Based in Leamington, Ontario, Aphria is rapidly establishing itself as one of the leaders in Canada's MMPR system. The company began selling in early 2015 after getting its full license in November 2014, and it is one of the three publicly-traded companies with the highest quarterly revenue, trailing only Canopy Growth and Mettrum. In the most recent quarter ending in August, the company reported sales of $950K, with Canopy Growth reporting $1.71mm for the quarter ending in June (not including the sales of Bedrocan, which combined with Tweed in late August) and Mettrum posting sales of $1.25mm for the quarter ending in June as well.
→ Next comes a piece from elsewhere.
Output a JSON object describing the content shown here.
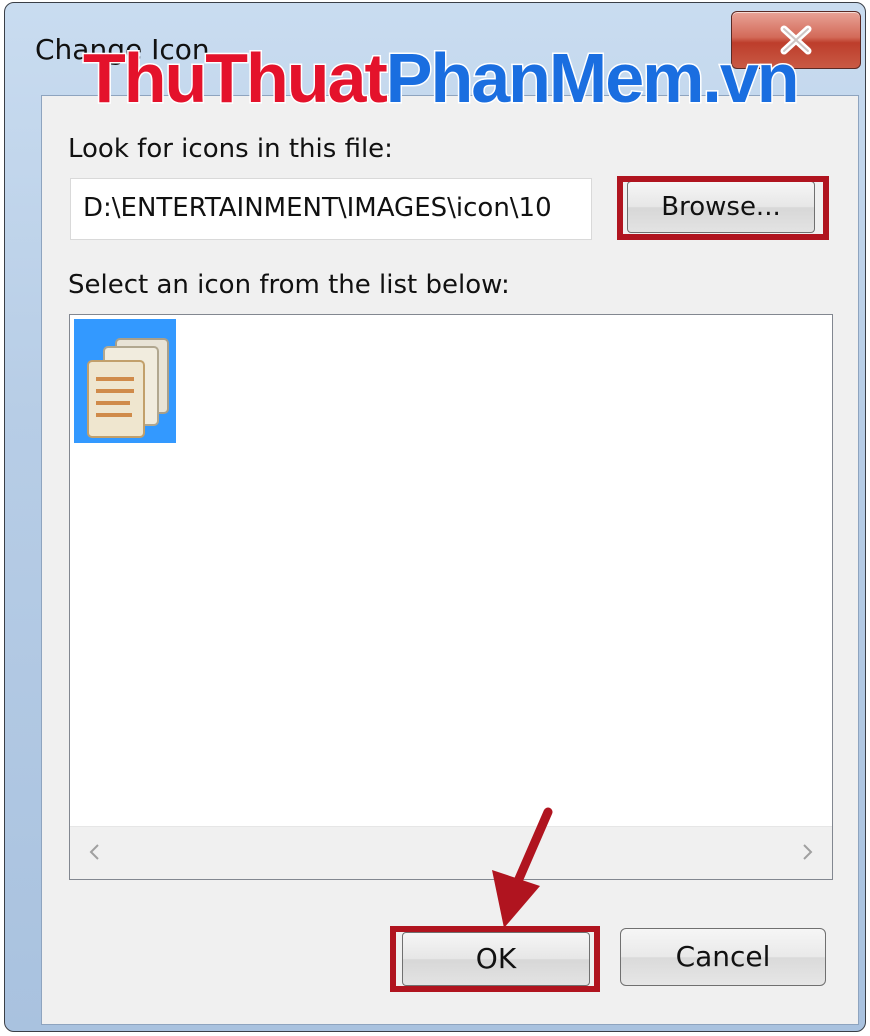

Aphria reported serving 2221 patients as of August (and 3100 at present), while Canopy Growth claims about 5000, including Bedrocan, and Mettrum indicates 3750.
In a recent interview, CEO Vic Neufeld shared some perspective that helps to understand the company's strategy and its early success. Aphria, which grows in a greenhouse, aims to be the low-cost producer. Neufeld stated that the cost to get dried cannabis into the vault is $2.20 per gram, with packaging and shipping adding an additional $0.20 per gram to the cost. The company reported margins of 70% in its retail operations in the most recent quarter. When the company completes its next expansion phase, it expects to drop the cost per gram to about $1.80.
According to Neufeld, one of the big drivers of the low cost of production is dramatically lower electricity consumption compared to indoor growers, with the company spending less than $100K per year. Another factor is that Aphria is able to leverage the buying power and expertise of CF Greenhouses, the flower and produce company that spawned it. While Aphria is still a relatively small company, it benefits from its association with a very large grower.
Aphria sells 20-25% of its product to other licensed producers, operating a wholesale model that takes advantage of its low cost of production. While the gross margins are lower at a reported 40-43%, the strategy allows the company to benefit from bypassing many other operational expenses that retail sales incur. The company currently has several customers, and Neufeld says that several others are in active discussions to buy its product. With the new rules permitting extracts, Aphria expects to produce its own but to also partner with companies that are more expert in extraction as their source of plant material.
One of the big surprises of the interview is that Aphria is in active discussions to expand its reach globally. Neufeld said that other countries see the Canadian MMPR system as the most viable model and are looking to create a highly regulated system of production. Potential operators in those countries want to hit the ground running by partnering with Aphria to use its greenhouse SOPs. Aphria expects to contribute its intellectual property as well as capital to take an ownership stake.
Neufeld believes that the recent change in the government is a huge boost for MMPR but suggests that it will be three to five years before a recreational program is rolled out. He thinks that PM Trudeau's administration will make patient access easier with the inclusion of pharmacies as points of distribution and by expanding the types of providers who can prescribe medical cannabis.
Aphria wasn't one of the earliest MMPR licensees, but, as it celebrates its first year of being fully licensed later this month, it has established itself as an early leader. The company is awaiting inspection from Health Canada for its recent expansion that will allow it to double its current capacity, and it is already planning another major expansion in the near future. Neufeld hopes to become the first LP to report positive cash flow in the next few months.
Alan Brochstein, CFA runs both 420 Investor, the leading online community for investors focused on the publicly-traded cannabis stocks, and New Cannabis Ventures, a content aggregation site focused on the cannabis industry.